The Office for National Statistics released its August Labour Market Bulletin which reports on the three months of April, May and June 2018. The bulletin reports 42,000 jobs added in the quarter and a decrease in the unemployment rate by 0.2 per cent from the previous quarter. The report is unchanged from last month in showing that average weekly earnings for employees in Great Britain in nominal terms (that is, not adjusted for price inflation, minus bonuses) increased by 2.7 per cent over the last year.
42,000: The economy added 42,000 jobs over the April-June 2018 period.
4.0%: The unemployment fell 0.2 percentage points from the previous quarter.
2.7%: Wages (excluding bonuses) increased 2.7 per cent over the last year.
UK unemployment fell by 65,000 to 1.36 million in three months of April, May and June – the lowest in more than 40 years.
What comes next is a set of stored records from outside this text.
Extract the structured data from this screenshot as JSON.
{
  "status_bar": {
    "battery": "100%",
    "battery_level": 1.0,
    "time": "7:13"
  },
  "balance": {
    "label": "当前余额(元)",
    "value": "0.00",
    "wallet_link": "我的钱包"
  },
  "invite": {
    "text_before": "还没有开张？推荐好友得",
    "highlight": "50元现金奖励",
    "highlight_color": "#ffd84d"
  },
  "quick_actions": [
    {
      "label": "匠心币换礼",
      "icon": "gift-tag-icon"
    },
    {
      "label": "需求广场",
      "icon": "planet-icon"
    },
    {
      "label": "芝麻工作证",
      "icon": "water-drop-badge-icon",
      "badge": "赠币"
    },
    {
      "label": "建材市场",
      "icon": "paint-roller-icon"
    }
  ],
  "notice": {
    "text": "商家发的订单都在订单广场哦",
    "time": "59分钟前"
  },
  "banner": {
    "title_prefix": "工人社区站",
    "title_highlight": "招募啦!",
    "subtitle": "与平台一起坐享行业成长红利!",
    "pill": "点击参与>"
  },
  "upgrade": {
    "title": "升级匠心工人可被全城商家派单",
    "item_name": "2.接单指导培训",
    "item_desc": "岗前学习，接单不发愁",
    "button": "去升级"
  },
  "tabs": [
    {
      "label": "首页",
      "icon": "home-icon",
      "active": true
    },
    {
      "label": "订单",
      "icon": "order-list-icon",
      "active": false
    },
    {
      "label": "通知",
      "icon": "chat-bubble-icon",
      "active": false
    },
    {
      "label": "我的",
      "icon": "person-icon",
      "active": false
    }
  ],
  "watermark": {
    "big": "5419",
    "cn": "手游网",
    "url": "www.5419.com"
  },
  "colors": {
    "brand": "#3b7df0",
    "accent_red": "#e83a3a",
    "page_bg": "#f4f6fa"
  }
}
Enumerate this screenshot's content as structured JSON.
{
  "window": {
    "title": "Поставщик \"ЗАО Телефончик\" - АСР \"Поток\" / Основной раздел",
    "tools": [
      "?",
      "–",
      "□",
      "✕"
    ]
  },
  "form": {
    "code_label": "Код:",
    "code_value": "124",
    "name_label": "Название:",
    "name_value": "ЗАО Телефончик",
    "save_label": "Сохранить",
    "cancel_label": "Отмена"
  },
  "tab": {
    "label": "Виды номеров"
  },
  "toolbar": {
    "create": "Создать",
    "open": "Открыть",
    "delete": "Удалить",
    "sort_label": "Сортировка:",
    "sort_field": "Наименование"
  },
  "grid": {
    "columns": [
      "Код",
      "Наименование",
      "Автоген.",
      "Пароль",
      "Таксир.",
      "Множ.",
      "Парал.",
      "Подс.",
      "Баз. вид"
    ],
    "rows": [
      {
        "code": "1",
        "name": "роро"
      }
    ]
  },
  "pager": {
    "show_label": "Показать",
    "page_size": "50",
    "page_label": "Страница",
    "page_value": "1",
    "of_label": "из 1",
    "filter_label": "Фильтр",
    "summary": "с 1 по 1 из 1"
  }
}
The unemployment rate has not been lower since December 1974 through February 1975. Compared to one year ago, 313,000 more people are working in the UK. For people between 16- and 64-years old, 75.6 per cent are working, up from 75.1 per cent a year earlier. For women between 16-and 64-years old, 71.0 per cent are employed, up from 70.5 per cent a year earlier. The employment rate for men in the same age range, 80.1 per cent are working; the employment rate for men has not been higher since February to April 1991.
The lackluster rate of wage increases may create challenges for employers who may see an increasing number of employees look for new jobs as the most direct path to raise their wages in a healthy job market. While the wage increase still outpaces inflation, there is doubt as to whether this will have a significant impact on the overall economy.
As Bloomberg notes:
“There remains precious little sign that wage growth is set to take-off – undermining a key assumption behind the Monetary Policy Committee’s recent decision to raise rates,” said Suren Thiru, head of economics at the British Chambers of Commerce. “The pace at which pay is exceeding price growth remains negligible, and is therefore unlikely to provide much respite to the financially squeezed consumer.”
The ONS figures show the number of European Union nationals working in the UK fell by a record amount. This decrease was the largest annual amount since records began in 1997 and continues a trend seen since the 2016 Brexit vote. This decrease contrasts with a rise in the number of non-EU nationals working in the UK to 1.27 million, which is 74,000 more than a year earlier. Without determining the status of EU nationals working in Britain after a final Brexit settlement, the composition of the UK labour force in both the near and long-term remains uncertain.